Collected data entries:
──────

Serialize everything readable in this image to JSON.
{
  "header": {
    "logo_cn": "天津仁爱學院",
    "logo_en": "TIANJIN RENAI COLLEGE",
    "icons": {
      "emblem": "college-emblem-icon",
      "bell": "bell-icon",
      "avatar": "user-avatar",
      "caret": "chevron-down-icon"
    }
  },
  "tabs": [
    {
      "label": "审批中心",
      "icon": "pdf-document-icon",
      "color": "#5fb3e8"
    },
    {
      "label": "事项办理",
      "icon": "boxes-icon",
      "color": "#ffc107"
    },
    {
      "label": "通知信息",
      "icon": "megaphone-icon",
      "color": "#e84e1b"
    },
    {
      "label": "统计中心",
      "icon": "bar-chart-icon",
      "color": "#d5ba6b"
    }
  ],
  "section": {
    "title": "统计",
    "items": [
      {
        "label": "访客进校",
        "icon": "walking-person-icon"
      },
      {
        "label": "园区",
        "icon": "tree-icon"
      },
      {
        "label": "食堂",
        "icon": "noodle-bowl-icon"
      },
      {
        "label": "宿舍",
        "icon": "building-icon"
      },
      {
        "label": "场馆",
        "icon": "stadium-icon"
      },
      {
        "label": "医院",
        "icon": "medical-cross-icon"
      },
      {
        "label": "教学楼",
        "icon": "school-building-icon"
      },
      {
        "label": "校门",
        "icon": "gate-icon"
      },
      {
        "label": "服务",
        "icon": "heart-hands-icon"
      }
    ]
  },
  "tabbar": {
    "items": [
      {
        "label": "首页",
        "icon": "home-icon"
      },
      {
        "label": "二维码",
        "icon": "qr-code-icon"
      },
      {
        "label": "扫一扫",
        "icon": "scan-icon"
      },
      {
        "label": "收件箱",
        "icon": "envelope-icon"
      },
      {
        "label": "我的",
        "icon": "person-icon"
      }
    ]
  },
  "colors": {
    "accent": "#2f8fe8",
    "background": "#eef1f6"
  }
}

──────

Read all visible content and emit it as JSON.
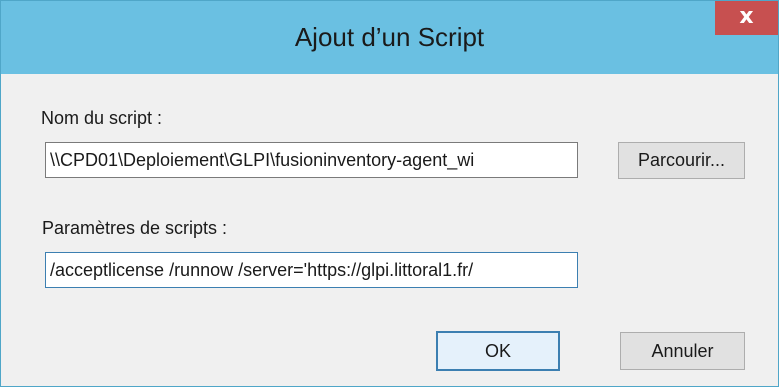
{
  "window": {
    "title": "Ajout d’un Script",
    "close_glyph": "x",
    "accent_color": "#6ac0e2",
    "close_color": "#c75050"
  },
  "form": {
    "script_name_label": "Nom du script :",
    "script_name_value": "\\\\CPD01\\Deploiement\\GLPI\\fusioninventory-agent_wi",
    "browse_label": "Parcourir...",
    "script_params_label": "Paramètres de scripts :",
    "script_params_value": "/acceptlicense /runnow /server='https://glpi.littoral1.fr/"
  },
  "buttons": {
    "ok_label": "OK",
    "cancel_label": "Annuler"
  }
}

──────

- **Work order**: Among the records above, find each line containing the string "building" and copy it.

- **Solution for this exercise**:
        "icon": "building-icon"
        "icon": "school-building-icon"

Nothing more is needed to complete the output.